This is the last week of the 2014 legislative session (barring any special sessions, of course) which is scheduled to end Thursday, March 13th. I’m pleased to say that we are not expecting to go into overtime this year. During this final week, House and Senate bills that have amended and passed both chambers must be approved before being sent to the governor for his signature. If bills are passed by the full House and Senate without amendments, they also go to the governor to become law.
It truly has been an honor and privilege to serve as your state senator for the 28th District this year in Olympia. Together, we’ve been able to accomplish a great deal in the short time we’ve been here and I look forward to building upon that success in the years to come.
As always, please don’t hesitate to contact me with your questions, comments or concerns. I work for you, and your input helps me do my job better. Thanks again, and I hope to hear from you soon.
Giving foster kids a voice in the process
One of my top priority bills this session is now ready to be signed into law. Senate Bill 6126 – providing Washington’s foster children with legal representation in dependency proceedings – passed the Senate unanimously on Feb. 17 but was amended in the House of Representatives before receiving unanimous approval.

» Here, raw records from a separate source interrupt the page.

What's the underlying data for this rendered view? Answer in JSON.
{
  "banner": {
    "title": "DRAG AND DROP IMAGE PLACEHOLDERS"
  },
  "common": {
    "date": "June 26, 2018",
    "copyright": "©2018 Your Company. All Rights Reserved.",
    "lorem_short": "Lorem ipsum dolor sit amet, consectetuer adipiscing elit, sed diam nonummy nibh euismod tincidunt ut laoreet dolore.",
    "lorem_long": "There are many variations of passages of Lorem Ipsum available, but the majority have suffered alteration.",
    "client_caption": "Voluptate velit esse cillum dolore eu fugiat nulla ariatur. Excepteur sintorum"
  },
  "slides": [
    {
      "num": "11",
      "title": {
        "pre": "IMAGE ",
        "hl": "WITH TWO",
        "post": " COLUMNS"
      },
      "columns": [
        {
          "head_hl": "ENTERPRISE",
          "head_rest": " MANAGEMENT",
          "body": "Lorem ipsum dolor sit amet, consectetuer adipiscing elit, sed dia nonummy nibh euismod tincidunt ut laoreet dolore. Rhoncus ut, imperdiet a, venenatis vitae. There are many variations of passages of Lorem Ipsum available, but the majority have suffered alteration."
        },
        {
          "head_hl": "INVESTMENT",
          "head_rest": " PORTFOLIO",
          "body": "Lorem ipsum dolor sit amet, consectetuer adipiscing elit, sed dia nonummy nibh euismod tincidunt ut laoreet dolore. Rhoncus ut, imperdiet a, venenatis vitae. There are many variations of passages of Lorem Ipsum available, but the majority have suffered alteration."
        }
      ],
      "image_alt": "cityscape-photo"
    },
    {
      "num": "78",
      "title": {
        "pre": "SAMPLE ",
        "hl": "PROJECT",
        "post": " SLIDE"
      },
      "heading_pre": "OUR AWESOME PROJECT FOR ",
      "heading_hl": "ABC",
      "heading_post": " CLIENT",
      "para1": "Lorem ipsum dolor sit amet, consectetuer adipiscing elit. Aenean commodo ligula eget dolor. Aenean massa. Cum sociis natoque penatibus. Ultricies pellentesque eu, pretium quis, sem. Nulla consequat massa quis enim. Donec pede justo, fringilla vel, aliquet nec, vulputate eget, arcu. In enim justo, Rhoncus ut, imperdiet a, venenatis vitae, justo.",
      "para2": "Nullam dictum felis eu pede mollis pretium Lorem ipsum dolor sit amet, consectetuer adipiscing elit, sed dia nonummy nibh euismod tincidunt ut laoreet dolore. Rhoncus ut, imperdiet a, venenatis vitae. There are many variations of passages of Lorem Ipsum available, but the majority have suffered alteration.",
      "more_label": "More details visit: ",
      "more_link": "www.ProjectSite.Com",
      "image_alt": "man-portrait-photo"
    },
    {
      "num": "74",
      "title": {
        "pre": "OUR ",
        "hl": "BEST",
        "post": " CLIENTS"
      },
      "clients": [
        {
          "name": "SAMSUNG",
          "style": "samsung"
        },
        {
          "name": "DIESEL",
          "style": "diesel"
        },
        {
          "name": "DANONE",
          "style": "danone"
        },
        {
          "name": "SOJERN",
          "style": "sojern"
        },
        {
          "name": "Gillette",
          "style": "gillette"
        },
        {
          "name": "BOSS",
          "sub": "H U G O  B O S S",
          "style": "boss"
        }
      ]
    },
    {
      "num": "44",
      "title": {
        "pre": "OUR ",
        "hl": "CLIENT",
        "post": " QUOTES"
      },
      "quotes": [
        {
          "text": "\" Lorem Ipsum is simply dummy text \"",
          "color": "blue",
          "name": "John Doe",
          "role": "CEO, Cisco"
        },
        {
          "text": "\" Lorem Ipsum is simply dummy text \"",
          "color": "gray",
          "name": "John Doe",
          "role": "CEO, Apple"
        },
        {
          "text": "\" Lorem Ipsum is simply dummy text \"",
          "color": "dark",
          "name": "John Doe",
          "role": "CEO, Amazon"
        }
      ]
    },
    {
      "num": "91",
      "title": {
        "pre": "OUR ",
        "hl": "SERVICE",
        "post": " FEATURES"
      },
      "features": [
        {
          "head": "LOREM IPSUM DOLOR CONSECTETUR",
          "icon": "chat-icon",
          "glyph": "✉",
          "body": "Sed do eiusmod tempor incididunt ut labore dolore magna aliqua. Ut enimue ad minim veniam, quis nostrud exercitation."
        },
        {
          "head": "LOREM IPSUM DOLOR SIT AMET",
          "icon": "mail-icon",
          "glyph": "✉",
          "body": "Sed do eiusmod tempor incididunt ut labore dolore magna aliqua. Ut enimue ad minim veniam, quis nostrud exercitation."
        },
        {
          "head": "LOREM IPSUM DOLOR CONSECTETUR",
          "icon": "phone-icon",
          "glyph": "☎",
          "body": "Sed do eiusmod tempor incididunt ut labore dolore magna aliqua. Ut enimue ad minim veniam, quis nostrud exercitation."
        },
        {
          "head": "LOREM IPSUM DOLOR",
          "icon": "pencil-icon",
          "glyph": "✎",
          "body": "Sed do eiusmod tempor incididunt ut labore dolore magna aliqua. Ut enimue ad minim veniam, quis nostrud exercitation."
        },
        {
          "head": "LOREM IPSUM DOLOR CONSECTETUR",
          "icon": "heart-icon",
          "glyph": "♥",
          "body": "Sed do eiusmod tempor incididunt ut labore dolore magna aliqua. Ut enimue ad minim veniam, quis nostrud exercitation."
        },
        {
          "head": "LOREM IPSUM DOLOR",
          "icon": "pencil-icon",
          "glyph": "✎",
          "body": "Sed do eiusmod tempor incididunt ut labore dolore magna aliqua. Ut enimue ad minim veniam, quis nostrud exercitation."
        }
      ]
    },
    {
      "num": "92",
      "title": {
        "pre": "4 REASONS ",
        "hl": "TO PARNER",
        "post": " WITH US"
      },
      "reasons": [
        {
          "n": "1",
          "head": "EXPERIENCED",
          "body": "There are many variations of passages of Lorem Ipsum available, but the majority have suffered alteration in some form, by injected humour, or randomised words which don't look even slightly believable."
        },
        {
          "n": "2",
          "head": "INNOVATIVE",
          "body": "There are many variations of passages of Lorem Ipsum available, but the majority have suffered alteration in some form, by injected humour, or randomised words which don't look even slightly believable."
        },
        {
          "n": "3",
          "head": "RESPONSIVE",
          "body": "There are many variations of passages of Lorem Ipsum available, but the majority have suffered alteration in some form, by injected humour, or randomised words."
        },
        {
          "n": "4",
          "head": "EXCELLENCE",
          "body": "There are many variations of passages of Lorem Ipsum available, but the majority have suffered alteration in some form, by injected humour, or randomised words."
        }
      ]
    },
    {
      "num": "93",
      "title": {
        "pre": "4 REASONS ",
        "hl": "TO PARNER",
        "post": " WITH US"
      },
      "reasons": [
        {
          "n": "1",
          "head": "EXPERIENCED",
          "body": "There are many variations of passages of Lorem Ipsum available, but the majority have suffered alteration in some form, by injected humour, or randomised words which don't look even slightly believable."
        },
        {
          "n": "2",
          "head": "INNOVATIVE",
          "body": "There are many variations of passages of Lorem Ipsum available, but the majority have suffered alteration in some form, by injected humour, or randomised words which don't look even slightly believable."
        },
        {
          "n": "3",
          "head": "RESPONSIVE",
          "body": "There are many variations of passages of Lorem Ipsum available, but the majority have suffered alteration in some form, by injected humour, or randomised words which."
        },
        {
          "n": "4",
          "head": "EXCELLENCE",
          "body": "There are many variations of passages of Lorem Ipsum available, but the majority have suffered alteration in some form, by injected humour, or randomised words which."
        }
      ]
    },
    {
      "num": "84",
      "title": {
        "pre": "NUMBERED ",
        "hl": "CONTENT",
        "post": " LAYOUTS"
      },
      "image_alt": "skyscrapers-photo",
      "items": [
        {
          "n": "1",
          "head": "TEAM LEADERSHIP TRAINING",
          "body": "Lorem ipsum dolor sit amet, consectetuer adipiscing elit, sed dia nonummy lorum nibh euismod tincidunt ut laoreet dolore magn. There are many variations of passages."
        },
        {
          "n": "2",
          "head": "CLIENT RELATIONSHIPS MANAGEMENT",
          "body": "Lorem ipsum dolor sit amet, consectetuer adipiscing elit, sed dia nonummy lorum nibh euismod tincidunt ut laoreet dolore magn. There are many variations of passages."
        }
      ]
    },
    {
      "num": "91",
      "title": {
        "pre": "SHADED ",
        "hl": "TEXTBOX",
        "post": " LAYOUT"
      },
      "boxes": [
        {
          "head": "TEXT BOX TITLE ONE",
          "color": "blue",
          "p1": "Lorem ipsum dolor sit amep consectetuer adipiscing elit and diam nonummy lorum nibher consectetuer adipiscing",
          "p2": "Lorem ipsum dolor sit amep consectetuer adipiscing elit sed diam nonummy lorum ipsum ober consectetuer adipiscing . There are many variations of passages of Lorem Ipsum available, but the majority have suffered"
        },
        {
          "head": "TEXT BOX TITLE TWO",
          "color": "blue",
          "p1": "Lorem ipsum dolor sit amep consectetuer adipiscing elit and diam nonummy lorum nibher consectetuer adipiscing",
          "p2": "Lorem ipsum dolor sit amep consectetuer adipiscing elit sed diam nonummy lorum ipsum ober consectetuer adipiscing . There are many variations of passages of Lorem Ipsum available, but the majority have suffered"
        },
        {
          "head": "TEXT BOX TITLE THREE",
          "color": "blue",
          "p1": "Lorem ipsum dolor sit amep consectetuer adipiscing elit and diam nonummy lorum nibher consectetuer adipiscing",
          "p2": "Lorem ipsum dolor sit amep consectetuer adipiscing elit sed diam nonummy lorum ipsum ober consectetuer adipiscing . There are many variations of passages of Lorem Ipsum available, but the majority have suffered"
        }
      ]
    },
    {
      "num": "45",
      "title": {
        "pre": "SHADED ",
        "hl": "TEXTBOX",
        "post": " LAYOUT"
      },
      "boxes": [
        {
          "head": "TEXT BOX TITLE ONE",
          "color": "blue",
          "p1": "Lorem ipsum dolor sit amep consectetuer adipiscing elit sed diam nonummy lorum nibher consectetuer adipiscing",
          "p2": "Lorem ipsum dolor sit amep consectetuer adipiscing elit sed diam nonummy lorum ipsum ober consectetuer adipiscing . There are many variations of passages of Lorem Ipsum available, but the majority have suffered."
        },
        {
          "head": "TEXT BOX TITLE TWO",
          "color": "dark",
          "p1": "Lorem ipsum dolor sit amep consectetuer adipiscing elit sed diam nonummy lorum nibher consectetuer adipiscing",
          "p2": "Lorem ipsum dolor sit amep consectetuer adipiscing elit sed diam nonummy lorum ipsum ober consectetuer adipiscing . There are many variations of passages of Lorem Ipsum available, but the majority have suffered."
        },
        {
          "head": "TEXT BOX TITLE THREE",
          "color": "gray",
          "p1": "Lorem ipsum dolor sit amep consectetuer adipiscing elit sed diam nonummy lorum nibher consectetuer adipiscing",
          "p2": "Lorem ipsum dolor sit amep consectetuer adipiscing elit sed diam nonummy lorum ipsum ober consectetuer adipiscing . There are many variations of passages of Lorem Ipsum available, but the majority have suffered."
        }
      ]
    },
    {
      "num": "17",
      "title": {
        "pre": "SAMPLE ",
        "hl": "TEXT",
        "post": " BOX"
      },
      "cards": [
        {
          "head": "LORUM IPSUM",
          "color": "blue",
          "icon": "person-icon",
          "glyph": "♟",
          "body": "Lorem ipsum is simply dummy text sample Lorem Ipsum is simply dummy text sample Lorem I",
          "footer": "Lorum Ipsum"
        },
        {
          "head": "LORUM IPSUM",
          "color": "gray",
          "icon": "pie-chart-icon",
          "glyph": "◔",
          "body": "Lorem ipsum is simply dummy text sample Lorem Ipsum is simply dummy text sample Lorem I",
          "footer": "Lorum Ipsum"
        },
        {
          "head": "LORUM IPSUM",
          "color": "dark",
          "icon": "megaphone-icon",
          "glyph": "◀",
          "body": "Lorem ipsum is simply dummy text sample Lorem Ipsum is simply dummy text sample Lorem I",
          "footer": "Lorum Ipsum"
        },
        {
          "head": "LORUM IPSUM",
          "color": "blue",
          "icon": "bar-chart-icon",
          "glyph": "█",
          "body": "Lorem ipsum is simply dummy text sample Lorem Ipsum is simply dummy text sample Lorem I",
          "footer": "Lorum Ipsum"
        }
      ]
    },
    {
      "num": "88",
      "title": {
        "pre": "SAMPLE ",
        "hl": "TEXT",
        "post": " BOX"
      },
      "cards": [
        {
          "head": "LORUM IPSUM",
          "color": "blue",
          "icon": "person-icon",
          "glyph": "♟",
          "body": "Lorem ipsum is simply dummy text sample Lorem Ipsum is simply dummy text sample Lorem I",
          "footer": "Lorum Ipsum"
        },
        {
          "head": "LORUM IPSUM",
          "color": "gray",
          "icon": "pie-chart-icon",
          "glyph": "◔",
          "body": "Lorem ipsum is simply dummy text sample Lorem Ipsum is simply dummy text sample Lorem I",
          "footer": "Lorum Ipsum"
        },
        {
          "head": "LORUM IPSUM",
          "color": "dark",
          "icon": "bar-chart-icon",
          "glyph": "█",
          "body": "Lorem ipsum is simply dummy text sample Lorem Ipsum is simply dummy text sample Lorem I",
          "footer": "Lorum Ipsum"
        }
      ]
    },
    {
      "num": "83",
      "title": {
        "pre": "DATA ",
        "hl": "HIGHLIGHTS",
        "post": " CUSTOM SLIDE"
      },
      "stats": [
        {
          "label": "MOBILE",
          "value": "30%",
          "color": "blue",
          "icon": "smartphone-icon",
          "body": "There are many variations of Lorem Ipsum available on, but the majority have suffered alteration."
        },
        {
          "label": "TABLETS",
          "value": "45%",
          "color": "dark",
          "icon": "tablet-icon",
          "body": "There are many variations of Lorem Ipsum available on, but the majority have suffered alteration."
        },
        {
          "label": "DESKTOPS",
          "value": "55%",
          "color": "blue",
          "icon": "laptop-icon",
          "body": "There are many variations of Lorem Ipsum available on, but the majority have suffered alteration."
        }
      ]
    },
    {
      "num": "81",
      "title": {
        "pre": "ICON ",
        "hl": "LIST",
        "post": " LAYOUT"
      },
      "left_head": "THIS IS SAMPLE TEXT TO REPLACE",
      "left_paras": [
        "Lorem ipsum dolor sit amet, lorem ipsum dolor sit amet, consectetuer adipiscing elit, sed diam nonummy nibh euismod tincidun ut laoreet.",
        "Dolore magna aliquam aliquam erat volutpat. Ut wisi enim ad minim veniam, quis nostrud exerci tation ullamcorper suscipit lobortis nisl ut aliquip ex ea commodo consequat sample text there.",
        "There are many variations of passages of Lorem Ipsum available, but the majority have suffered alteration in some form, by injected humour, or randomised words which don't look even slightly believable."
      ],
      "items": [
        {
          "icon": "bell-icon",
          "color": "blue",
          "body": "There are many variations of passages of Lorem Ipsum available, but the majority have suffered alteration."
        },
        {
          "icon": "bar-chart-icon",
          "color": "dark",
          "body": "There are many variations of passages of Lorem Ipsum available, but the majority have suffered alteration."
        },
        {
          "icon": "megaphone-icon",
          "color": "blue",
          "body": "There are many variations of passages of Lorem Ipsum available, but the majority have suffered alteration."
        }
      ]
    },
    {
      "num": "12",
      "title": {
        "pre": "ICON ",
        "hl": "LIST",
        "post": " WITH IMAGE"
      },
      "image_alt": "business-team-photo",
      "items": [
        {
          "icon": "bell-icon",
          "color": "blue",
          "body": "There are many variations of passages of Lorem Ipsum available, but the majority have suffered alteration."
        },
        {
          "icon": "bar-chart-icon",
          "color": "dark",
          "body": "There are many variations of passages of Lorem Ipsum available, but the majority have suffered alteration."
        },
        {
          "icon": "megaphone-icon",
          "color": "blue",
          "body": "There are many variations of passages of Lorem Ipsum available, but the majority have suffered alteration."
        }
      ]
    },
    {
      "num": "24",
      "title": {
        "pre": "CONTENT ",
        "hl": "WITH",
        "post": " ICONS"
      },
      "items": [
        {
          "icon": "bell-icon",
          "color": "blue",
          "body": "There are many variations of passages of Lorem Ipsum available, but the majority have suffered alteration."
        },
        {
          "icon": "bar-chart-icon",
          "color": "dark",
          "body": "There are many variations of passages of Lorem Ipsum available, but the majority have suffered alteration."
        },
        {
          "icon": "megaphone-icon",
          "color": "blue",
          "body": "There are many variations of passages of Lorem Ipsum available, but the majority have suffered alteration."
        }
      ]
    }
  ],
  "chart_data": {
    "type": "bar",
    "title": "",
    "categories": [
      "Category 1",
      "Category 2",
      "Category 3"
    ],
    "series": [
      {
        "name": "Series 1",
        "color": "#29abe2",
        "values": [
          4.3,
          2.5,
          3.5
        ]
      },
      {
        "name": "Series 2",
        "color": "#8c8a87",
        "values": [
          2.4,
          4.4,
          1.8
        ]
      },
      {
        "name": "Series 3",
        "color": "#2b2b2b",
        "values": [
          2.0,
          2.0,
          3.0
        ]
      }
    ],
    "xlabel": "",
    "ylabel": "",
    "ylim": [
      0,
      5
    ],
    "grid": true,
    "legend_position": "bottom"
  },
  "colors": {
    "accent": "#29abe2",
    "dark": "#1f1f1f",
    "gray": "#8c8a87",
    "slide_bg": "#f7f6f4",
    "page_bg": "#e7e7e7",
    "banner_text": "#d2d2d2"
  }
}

The Senate agreed with those changes just moments ago and the bill is now headed to the governor’s desk.
These children, who are essentially orphans, have had very little say in their own futures; providing them with a voice in court can make all the difference in the kind of adults they will eventually become. There are nearly 10,000 foster kids in Washington – and all of them will have a fighting chance at moving out of the foster-care system and into adoptive, loving homes much more quickly when my bill becomes law.
A majority of other states already require similar protections of a child’s legal rights, but Washington has yet to follow suit. It’s the state’s responsibility to protect the most vulnerable in our society, and I can’t think of anyone more vulnerable than children left without parental guidance. Former foster children from other states testified in my committee how alone they felt before being granted a legal representative and how much of a difference it made. We’re doing the right thing with this bill.
Bringing some accountability to WSDOT
Last week, the Senate agreed that the Washington State Department of Transportation needs to come clean when mistakes are made.
Before adopting a supplemental transportation budget a majority of senators backed my reform amendment that would require DOT to disclose any design errors and explain to the Legislature what went wrong, who it believes was responsible and how the agency plans to ensure it doesn’t happen again.
Our first priority is to regain the public’s confidence and assure taxpayers that business will not continue as usual at WSDOT. We need fundamental reforms that bring transparency and accountability to WSDOT so that the public’s trust can be restored and citizens may be inclined to support new funding for needed projects. Without showing we are serious about vital reforms, the public would never support a new gas tax. After all, it’s taxpayers who foot the bill for our state’s transportation mismanagement.
The supplemental transportation budget with my accountability amendment must still be approved by the House of Representatives before it can become law.
Academic credit for military training
I’m very pleased to report that Senate Bill 5969 was approved by the House of Representatives late last week and will soon be signed into law by the governor. The measure awards academic credit for military training so veterans may earn college degrees faster and more affordably.
We ask so much of our brave men and women in uniform, and we should make sure we give back in return when presented with the opportunity. The law created by Senate Bill 5969 will not only assist troops returning from deployment and transitioning into civilian life, but it will help those veterans living in Washington who always dreamed of getting a degree.
Military training, experience making life-and-death decisions, mastering complicated information-technology and communications systems, and managing millions of dollars’ worth of equipment could easily equate to certain types of college instruction. Additionally, Washington’s public colleges and universities would still be required to verify an individual’s military transcript issued by a branch of the armed services.
Suicide prevention bill to become law
Finally, I’m particularly grateful that the Senate unanimously passed House Bill 2315 last week, which requires certain health professionals in Washington state to complete six hours of training in suicide assessment, treatment, and management as part of their education requirements.
This measure, sponsored by Rep. Tina Orwall, D-Des Moines, is the companion to my bill, Senate Bill 6468.
I believe this is an issue that we must address right now, while we still have the opportunity. Suicide prevention, particularly for our brave service men and women who often deal with underlying post-traumatic stress disorder issues after returning from deployment, should be one of our top priorities and this bill is an excellent step in that direction.
House Bill 2315 now goes to Governor Inslee for his signature.